By Mike Leggett – AMERICAN-STATESMAN STAFF
Wootters concerned about deer breeding, hunting trends.
INGRAM — Outside, it’s a hundred degrees and stifling. Inside, it’s cool and semi-dark and a nice place to look outside, which John Wootters is doing from an easy chair in his living room, gazing out across the valley and over to the next mountain.
The now mostly retired Wootters, 81, famous for his columns on hunting, reloading and shooting in Petersen’s Hunting magazine, and his wife, Jeanne, live in a house built into the side of a mountain in the heart of the Texas Hill Country.
Wootters has his reloading bench and shooting station there, his trophies from a lifetime of hunting and fishing and some of his guns. He’s been selling many of his firearms, though he’s keeping his handguns and a few rifles.
He’s owned the rifles for decades, and they have special value because they’ve been featured in so many photos of Wootters with trophies from around the world.
“I have an emotional attachment to them,” he said of the rifles. The handguns he treasures as well, but he also needs them to hunt now, since a stroke he suffered two years ago left him without the full use of his left arm.
Wootters recently sat down to talk about his life outdoors, his years at Petersen’s and the direction he believes hunting and hunters are taking.
“I love deer,” he said. “I never loved their scores. I’m not a record-book hunter. I’m not sure I even approve of record books. I think they’ve resulted in a lot of abuse of the resource.”
A mature whitetail buck is the No. 1 game animal in the world, Wootters said. (No. 1A would be Africa’s Cape buffalo.) But the emphasis on bigger bucks and higher scores, which has led to special deer-breeding programs, imported trophy animals and now steroids, has sucked something out of hunting, out of going for the pure joy of seeing a wild animal.
“We’ve already lost something,” Wootters said. “Most kids have never had any exposure (to the hunting that many Texans grew up with). They don’t have the opportunity anymore.

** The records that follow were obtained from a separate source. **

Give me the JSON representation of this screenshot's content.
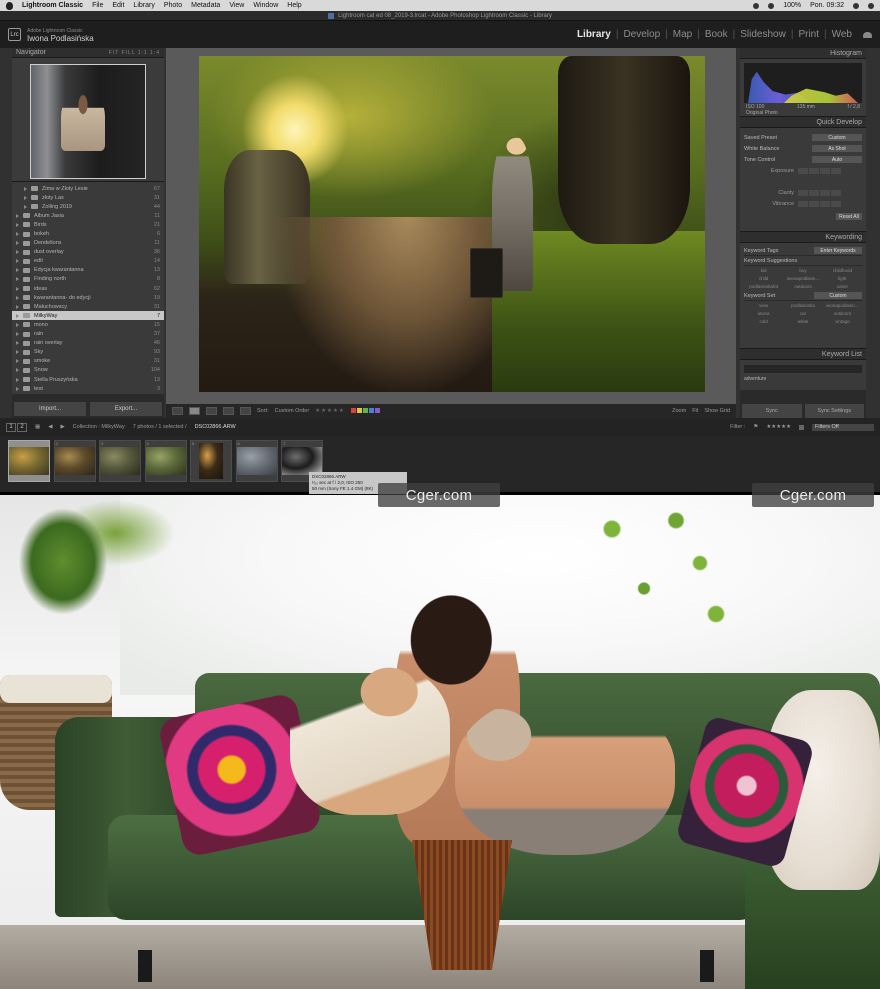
{
  "menubar": {
    "app": "Lightroom Classic",
    "items": [
      "File",
      "Edit",
      "Library",
      "Photo",
      "Metadata",
      "View",
      "Window",
      "Help"
    ],
    "battery": "100%",
    "clock": "Pon. 09:32"
  },
  "window": {
    "title": "Lightroom cat ed 08_2019-3.lrcat - Adobe Photoshop Lightroom Classic - Library"
  },
  "header": {
    "logo": "Lrc",
    "product": "Adobe Lightroom Classic",
    "user": "Iwona Podlasińska",
    "modules": [
      "Library",
      "Develop",
      "Map",
      "Book",
      "Slideshow",
      "Print",
      "Web"
    ],
    "active_module": "Library"
  },
  "navigator": {
    "title": "Navigator",
    "zoom_options": "FIT  FILL  1:1  1:4"
  },
  "folders": [
    {
      "name": "Zima w Złoty Lesie",
      "count": "67",
      "indent": true
    },
    {
      "name": "złoty Las",
      "count": "31",
      "indent": true
    },
    {
      "name": "Zolling 2019",
      "count": "44",
      "indent": true
    },
    {
      "name": "Album Jasia",
      "count": "11",
      "indent": false
    },
    {
      "name": "Birds",
      "count": "21",
      "indent": false
    },
    {
      "name": "bokeh",
      "count": "6",
      "indent": false
    },
    {
      "name": "Dendelions",
      "count": "11",
      "indent": false
    },
    {
      "name": "dust overlay",
      "count": "36",
      "indent": false
    },
    {
      "name": "edit",
      "count": "14",
      "indent": false
    },
    {
      "name": "Edycja kwarantanna",
      "count": "13",
      "indent": false
    },
    {
      "name": "Finding north",
      "count": "8",
      "indent": false
    },
    {
      "name": "ideas",
      "count": "62",
      "indent": false
    },
    {
      "name": "kwarantanna- do edycji",
      "count": "19",
      "indent": false
    },
    {
      "name": "Małuchowscy",
      "count": "31",
      "indent": false
    },
    {
      "name": "MilkyWay",
      "count": "7",
      "indent": false,
      "selected": true
    },
    {
      "name": "mono",
      "count": "15",
      "indent": false
    },
    {
      "name": "rain",
      "count": "37",
      "indent": false
    },
    {
      "name": "rain overlay",
      "count": "46",
      "indent": false
    },
    {
      "name": "Sky",
      "count": "93",
      "indent": false
    },
    {
      "name": "smoke",
      "count": "31",
      "indent": false
    },
    {
      "name": "Snow",
      "count": "104",
      "indent": false
    },
    {
      "name": "Stella Pruszyńska",
      "count": "13",
      "indent": false
    },
    {
      "name": "test",
      "count": "3",
      "indent": false
    }
  ],
  "left_buttons": {
    "import": "Import...",
    "export": "Export..."
  },
  "toolbar": {
    "sort_label": "Sort:",
    "sort_value": "Custom Order",
    "zoom_label": "Zoom",
    "fit_label": "Fit",
    "show_grid": "Show Grid"
  },
  "histogram": {
    "title": "Histogram",
    "iso": "ISO 100",
    "focal": "135 mm",
    "aperture": "f / 2,8",
    "original_photo": "Original Photo"
  },
  "quick_develop": {
    "title": "Quick Develop",
    "saved_preset_label": "Saved Preset",
    "saved_preset_value": "Custom",
    "white_balance_label": "White Balance",
    "white_balance_value": "As Shot",
    "tone_control_label": "Tone Control",
    "tone_control_value": "Auto",
    "exposure_label": "Exposure",
    "clarity_label": "Clarity",
    "vibrance_label": "Vibrance",
    "reset_all": "Reset All"
  },
  "keywording": {
    "title": "Keywording",
    "keyword_tags_label": "Keyword Tags",
    "keyword_tags_value": "Enter Keywords",
    "suggestions_label": "Keyword Suggestions",
    "suggestions": [
      "kid",
      "boy",
      "childhood",
      "child",
      "iwonapodlasin...",
      "light",
      "podlasinskafot",
      "outdoors",
      "same"
    ],
    "keyword_set_label": "Keyword Set",
    "keyword_set_value": "Custom",
    "set_items": [
      "view",
      "podlasinska",
      "iwonapodlasin...",
      "iwona",
      "car",
      "outdoors",
      "cold",
      "white",
      "vintage"
    ]
  },
  "keyword_list": {
    "title": "Keyword List",
    "item": "adventure"
  },
  "sync": {
    "sync": "Sync",
    "sync_settings": "Sync Settings"
  },
  "filmstrip_bar": {
    "pages": [
      "1",
      "2"
    ],
    "collection": "Collection : MilkyWay",
    "count": "7 photos / 1 selected /",
    "filename": "DSC02866.ARW",
    "filter_label": "Filter :",
    "filter_value": "Filters Off"
  },
  "thumbnails": [
    {
      "idx": "1",
      "selected": true,
      "tall": false,
      "colors": [
        "#7a6a32",
        "#c9a046",
        "#3b3520"
      ]
    },
    {
      "idx": "2",
      "selected": false,
      "tall": false,
      "colors": [
        "#5c4a2a",
        "#a88b4e",
        "#2c2418"
      ]
    },
    {
      "idx": "3",
      "selected": false,
      "tall": false,
      "colors": [
        "#57593d",
        "#8a8a62",
        "#2c2a1e"
      ]
    },
    {
      "idx": "4",
      "selected": false,
      "tall": false,
      "colors": [
        "#5c6a3a",
        "#9aa268",
        "#2e321e"
      ]
    },
    {
      "idx": "5",
      "selected": false,
      "tall": true,
      "colors": [
        "#3a2a18",
        "#d9a04a",
        "#1c140c"
      ]
    },
    {
      "idx": "6",
      "selected": false,
      "tall": false,
      "colors": [
        "#6a7078",
        "#9aa0a8",
        "#3a3e44"
      ]
    },
    {
      "idx": "7",
      "selected": false,
      "tall": false,
      "colors": [
        "#1c1c1c",
        "#6e6e70",
        "#c9c9c9"
      ]
    }
  ],
  "tooltip": {
    "line1": "DSC02866.ARW",
    "line2": "¹⁄₅₀ sec at f / 2,0, ISO 250",
    "line3": "50 mm (Sony FE 1.4 GM) (8K)"
  },
  "watermark": {
    "text": "Cger.com"
  },
  "colors": {
    "panel_bg": "#313131",
    "header_bg": "#1e1e1e",
    "active_text": "#e6e6e6",
    "sofa_green": "#3f5c36",
    "label_swatches": [
      "#d94040",
      "#e2c64a",
      "#64b441",
      "#4d7fd9",
      "#8a5bc7"
    ]
  }
}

“That whole thing of a deer industry turns my stomach. It stopped being hunting. To me, those deer (featured in ads for breeders and buyers), I don’t even regard them as real deer. I wouldn’t shoot one. That’s not deer hunting to me.”
Wootters prefers still hunting, slowly moving through a pasture in search of the best buck, to any other method of hunting.
And he believes other hunters would, too, if they ever experienced it.
“People aren’t taught to hunt and haven’t learned the rewards of doing it and doing it right,” Wootters said.
“It’s more and more an older man’s sport. Hunting is on a downhill slide, and it’s not going to get any better.”
Wootters grew up in Houston, but summers and hunts spent with his rural grandparents hooked him on hunting and fishing. He learned to track and trail and to enjoy the outdoors for the value of an animal seen and a lesson learned.
He became interested in photography while fighting in the Korean War, and later launched a career writing books and magazine articles. His book “Hunting Trophy Deer,” published in 1977, has sold more than 100,000 copies, an incredible number for a genre publication.
But Wootters isn’t looking back. He makes that clear. He still hunts, he still writes for a local newspaper, and he still spends time loading and working on guns in his shop.
He’s asked what’s down the road for hunting.
“I don’t claim psychic powers, but I don’t really like the way we’re going. We’ve already gone past some of the limits of what I would consider honorable hunting,” he said.
That said, Wootters and his wife plan to return to hunting this year. He didn’t kill a deer (because of his stroke) in 2008, the first time since 1941 that he hasn’t tagged a buck, minus those two years in Korea.
“You just don’t look back,” he said. “I had a goal, and I reached that goal. I can’t fly (for travel) now, so I just go out and enjoy what I can do.”